After a long winter – actually, after several years of winters – the Palestinians today have taken an important step towards national liberation, self-determination, and the overthrow of the yoke of Israeli sovereignty. The twin announcements of a Hamas-Fateh reconciliation (albeit fragile) and an interim national unity government in anticipation of elections (albeit under occupation and siege) breathe fresh air into the lungs of Palestinians and of those Israeli Jews who desire to be free of their bondage as overlords. Indeed, all for whom the Palestinian cause is dear – that is, all decent, freedom-loving people – can only rejoice at these signs of Palestinian unity and purpose.
That does not mean that there are no potential problems with the reconciliation. Neither Hamas nor Fateh has shown itself to be responsive to the rights of Palestinian and the independence of Palestinian civil society. I, for one, would like to see a third force emerge that would be composed of both factions but would also pledge allegiance – and not just lip service -- to the democracy movement sweeping the Middle East. Civil society folks on the ground will have to see whether the new government cares about itself and its ideological agenda, or about empowering the Palestinian people.

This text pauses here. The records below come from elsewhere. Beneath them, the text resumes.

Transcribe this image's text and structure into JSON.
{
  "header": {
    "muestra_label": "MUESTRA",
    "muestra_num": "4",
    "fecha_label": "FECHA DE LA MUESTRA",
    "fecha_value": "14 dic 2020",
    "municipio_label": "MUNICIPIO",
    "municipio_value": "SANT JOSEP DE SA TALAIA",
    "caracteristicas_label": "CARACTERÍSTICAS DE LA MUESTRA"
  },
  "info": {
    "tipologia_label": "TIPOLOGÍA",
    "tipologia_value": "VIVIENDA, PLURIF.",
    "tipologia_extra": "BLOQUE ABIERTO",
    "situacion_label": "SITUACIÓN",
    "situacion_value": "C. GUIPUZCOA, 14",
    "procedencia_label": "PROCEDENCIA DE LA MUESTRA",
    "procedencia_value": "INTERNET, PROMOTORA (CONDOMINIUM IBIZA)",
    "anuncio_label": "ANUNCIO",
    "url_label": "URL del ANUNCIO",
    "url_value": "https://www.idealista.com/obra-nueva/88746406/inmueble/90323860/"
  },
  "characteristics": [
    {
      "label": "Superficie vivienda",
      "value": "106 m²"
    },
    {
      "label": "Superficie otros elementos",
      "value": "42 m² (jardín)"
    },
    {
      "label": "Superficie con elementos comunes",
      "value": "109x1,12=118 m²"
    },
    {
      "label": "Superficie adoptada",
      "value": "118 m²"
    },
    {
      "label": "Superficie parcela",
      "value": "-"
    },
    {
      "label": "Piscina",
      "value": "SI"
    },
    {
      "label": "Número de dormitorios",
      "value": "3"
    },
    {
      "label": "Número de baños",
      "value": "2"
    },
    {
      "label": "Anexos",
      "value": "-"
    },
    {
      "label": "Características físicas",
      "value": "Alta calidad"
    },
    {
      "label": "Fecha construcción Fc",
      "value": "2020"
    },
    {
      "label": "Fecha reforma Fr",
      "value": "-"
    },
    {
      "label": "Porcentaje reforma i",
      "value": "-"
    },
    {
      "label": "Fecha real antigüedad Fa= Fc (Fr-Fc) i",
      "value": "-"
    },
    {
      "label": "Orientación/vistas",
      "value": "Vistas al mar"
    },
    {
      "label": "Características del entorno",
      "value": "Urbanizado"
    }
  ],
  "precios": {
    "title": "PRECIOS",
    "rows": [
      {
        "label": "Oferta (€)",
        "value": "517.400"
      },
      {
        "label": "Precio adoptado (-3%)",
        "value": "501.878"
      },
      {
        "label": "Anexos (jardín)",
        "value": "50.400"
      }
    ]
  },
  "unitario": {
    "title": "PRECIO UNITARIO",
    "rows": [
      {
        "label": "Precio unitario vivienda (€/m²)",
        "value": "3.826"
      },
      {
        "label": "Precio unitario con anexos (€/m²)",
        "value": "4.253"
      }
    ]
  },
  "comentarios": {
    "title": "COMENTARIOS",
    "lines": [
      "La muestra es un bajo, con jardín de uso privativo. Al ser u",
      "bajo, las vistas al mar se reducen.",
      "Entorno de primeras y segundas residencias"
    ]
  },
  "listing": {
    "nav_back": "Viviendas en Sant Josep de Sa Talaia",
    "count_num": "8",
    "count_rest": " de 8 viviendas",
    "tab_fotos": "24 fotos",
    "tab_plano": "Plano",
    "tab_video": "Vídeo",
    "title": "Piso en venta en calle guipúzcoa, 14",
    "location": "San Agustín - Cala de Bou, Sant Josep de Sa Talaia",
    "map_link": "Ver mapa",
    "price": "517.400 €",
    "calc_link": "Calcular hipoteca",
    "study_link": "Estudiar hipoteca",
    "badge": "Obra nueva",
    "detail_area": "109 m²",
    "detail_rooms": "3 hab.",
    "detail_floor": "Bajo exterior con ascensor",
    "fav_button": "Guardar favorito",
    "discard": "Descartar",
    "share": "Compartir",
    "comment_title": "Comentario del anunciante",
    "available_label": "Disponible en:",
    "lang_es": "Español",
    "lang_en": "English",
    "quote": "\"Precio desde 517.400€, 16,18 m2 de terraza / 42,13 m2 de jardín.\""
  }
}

But with this caveat, I am cautiously optimistic that the unification of the Palestinian people – not only within Occupied Palestine but throughout the Palestinian diaspora -- will pay dividends in the short and long term.
In the short term, I hope it will end the dependency of the Palestinian Authority on the Americans, especially in terms of the security cooperation that pits Palestinian against Palestinian in the service of Israel. Already we are hearing that the United States may cut its funding to the PA because of the presence of Hamas. If that eventuality occurs (and it is difficult to think that the US can be so stupid, but one can only hope), the US will lose a lot of its influence with the Palestinians, and will become pretty much irrelevant within Israel/Palestine – to which one can only add, in shallah. This may split the Americans from the Quarter, who will feel emboldened to try its own diplomacy. And, of course, with Prime Minister Netanyahu saying that he will not negotiate with the new government (as if it was willing to negotiate seriously with any Palestinian government!) it is back to the 80s before the Oslo trap was sprung.
In the long term, only a united Palestinian people can hope to stand up for its rights against a superpower like Israel and the support it gets from the United States.
With the Palestinians now (gingerly) united, steps like declaring independence will be even more representative of the will of the people. US influence in Israel-Palestine will wane, the Israelis will be further isolated, and the Oslo process will be jettisoned, once and for all.
And there is hope that some Israelis will embrace this double liberation – the first, of the Palestinians from the Israelis, and the second, of the Israelis from themselves, and from their neurotic addiction to land, tribe, and power.